◆ WORK TO COMPLETE
Report the number of lines in the data where the word "brand" appears, and add no other text.

(Items listed in a dataset)
......

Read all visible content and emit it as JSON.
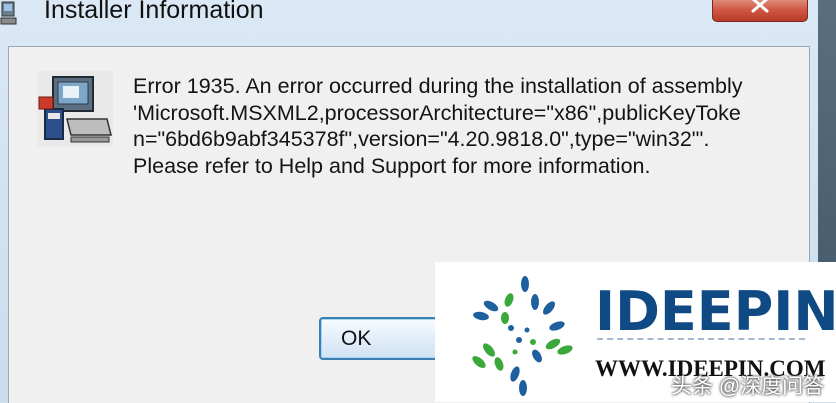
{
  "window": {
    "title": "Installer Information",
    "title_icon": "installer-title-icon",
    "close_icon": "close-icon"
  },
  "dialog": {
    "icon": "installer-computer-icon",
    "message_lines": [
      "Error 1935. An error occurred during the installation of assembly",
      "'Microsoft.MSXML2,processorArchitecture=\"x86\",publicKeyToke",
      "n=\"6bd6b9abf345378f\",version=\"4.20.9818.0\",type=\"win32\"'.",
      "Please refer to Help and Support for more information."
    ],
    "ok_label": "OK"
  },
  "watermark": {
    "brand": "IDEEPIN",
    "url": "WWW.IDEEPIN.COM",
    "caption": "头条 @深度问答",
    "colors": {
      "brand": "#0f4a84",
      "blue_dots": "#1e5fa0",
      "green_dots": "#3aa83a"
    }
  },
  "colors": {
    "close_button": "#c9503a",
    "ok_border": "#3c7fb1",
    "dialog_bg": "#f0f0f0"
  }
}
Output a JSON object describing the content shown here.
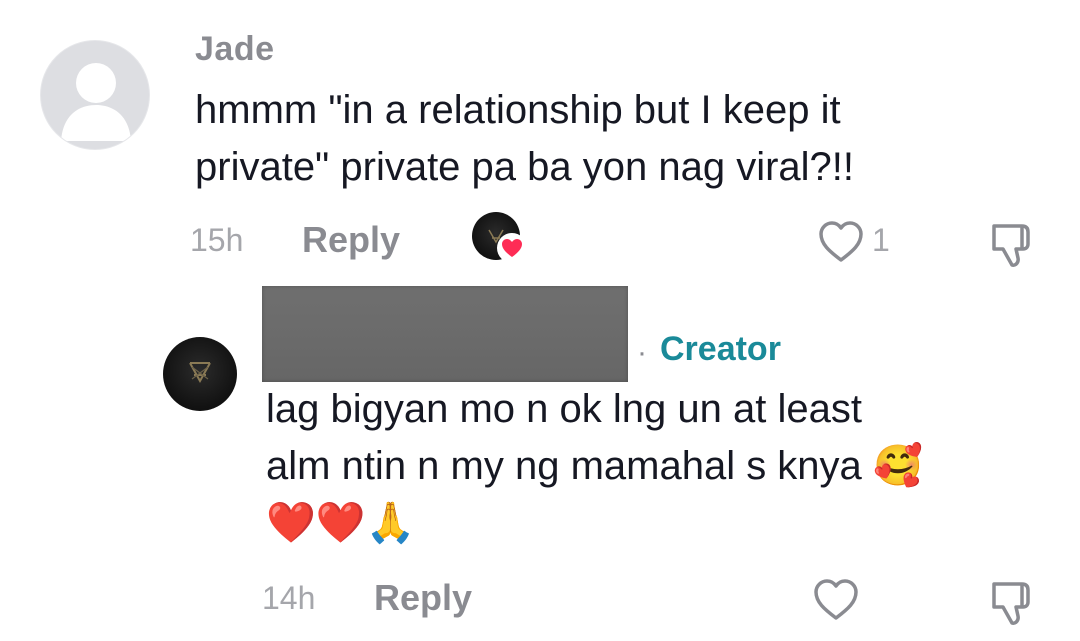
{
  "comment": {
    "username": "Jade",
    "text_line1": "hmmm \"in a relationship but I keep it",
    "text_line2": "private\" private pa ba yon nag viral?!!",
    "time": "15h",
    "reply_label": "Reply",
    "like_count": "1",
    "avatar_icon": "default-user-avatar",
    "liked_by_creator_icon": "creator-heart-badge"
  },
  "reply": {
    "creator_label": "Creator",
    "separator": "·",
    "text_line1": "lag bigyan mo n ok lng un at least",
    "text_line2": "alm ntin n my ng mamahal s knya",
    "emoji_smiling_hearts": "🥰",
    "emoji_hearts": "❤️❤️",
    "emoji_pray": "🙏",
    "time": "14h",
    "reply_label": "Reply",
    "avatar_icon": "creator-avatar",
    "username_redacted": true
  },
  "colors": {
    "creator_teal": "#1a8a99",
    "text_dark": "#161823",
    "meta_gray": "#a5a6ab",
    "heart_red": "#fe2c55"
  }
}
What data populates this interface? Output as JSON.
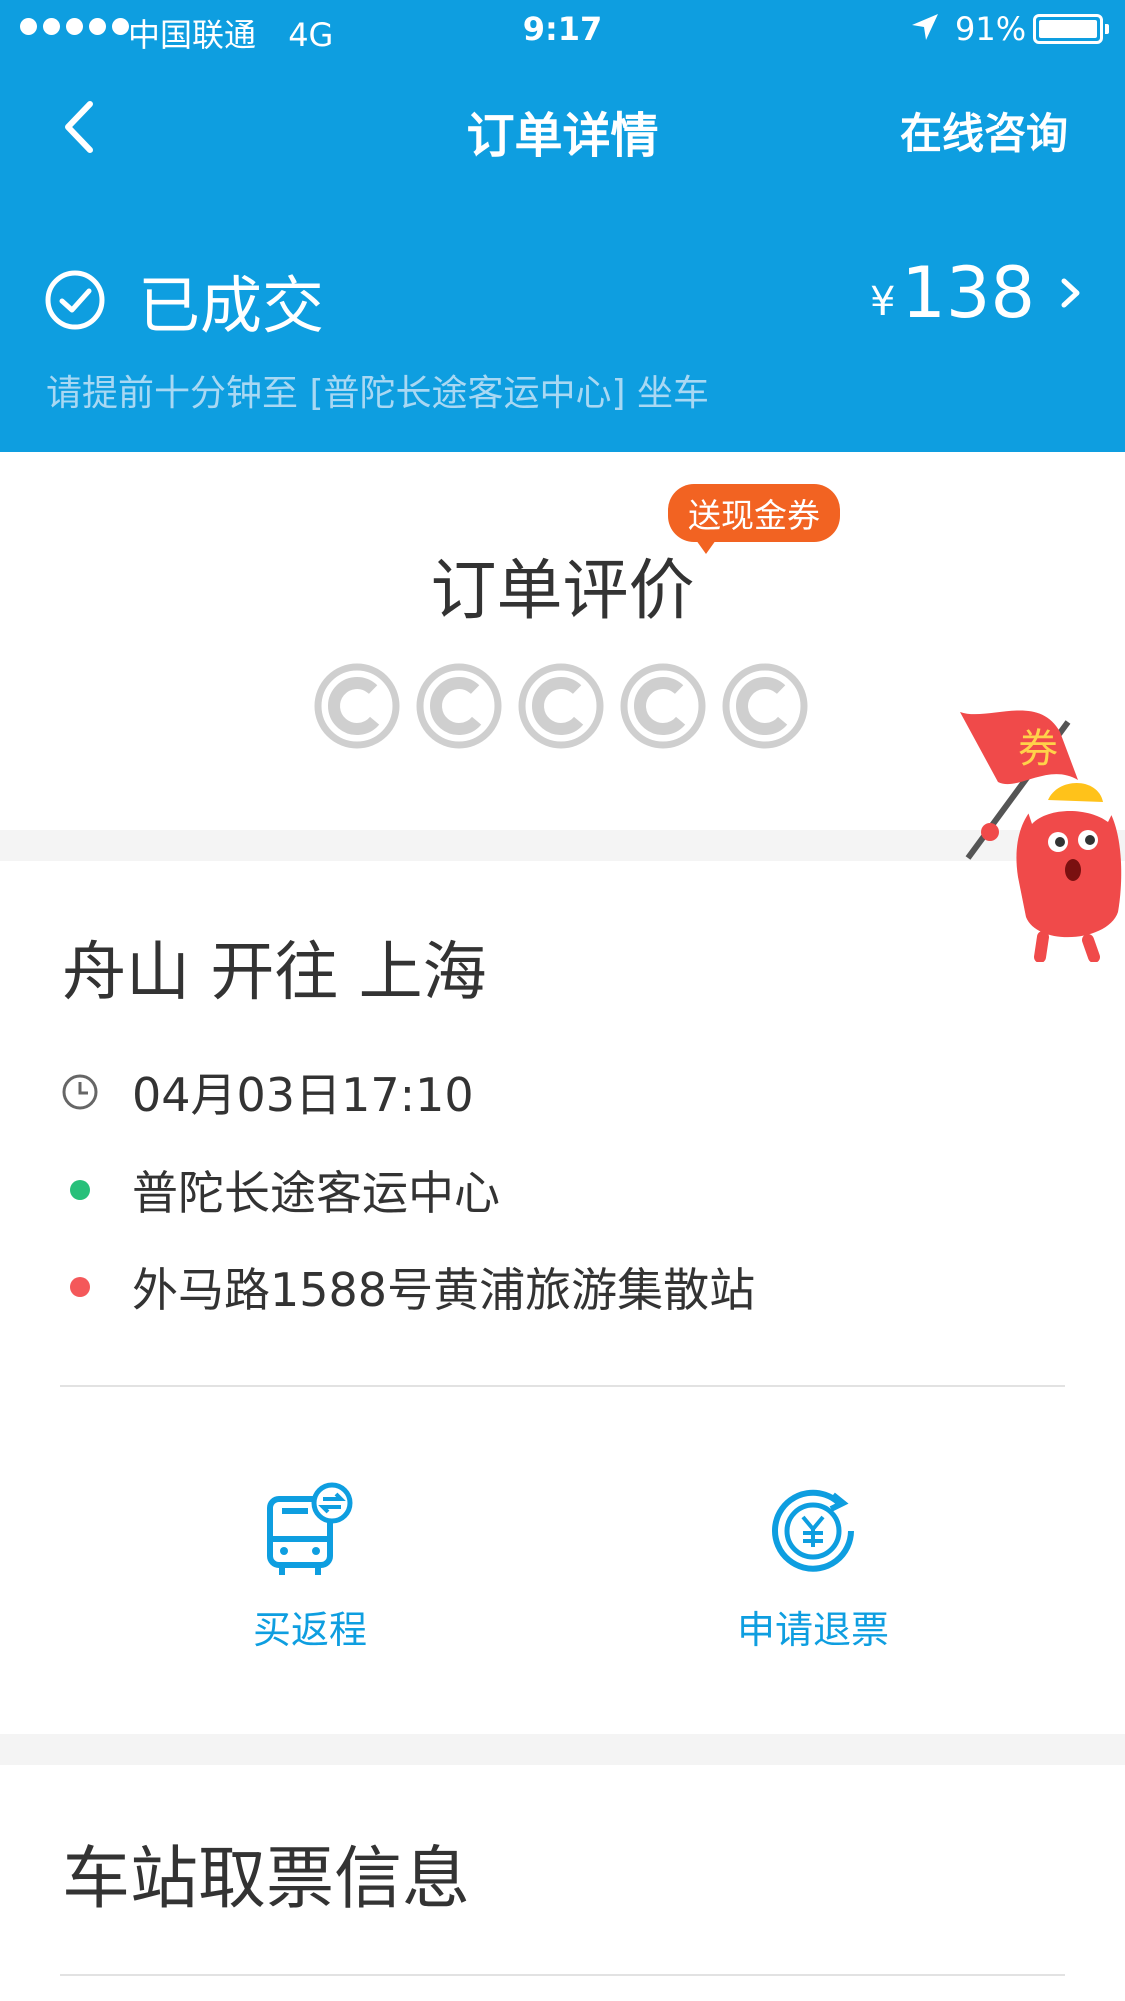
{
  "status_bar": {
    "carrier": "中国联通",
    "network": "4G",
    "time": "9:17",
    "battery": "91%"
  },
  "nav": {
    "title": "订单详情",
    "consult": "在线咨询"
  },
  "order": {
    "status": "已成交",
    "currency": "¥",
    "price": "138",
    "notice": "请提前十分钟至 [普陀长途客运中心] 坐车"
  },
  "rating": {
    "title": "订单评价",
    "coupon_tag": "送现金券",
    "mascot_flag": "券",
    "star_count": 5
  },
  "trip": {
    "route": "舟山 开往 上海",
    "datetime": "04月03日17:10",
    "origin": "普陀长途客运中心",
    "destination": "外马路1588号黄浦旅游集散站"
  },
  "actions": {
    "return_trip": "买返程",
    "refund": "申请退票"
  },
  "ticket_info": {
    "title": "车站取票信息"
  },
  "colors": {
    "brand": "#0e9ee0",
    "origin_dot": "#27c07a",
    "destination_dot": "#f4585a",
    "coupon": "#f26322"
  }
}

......

◆ COMPLETED EXERCISE
3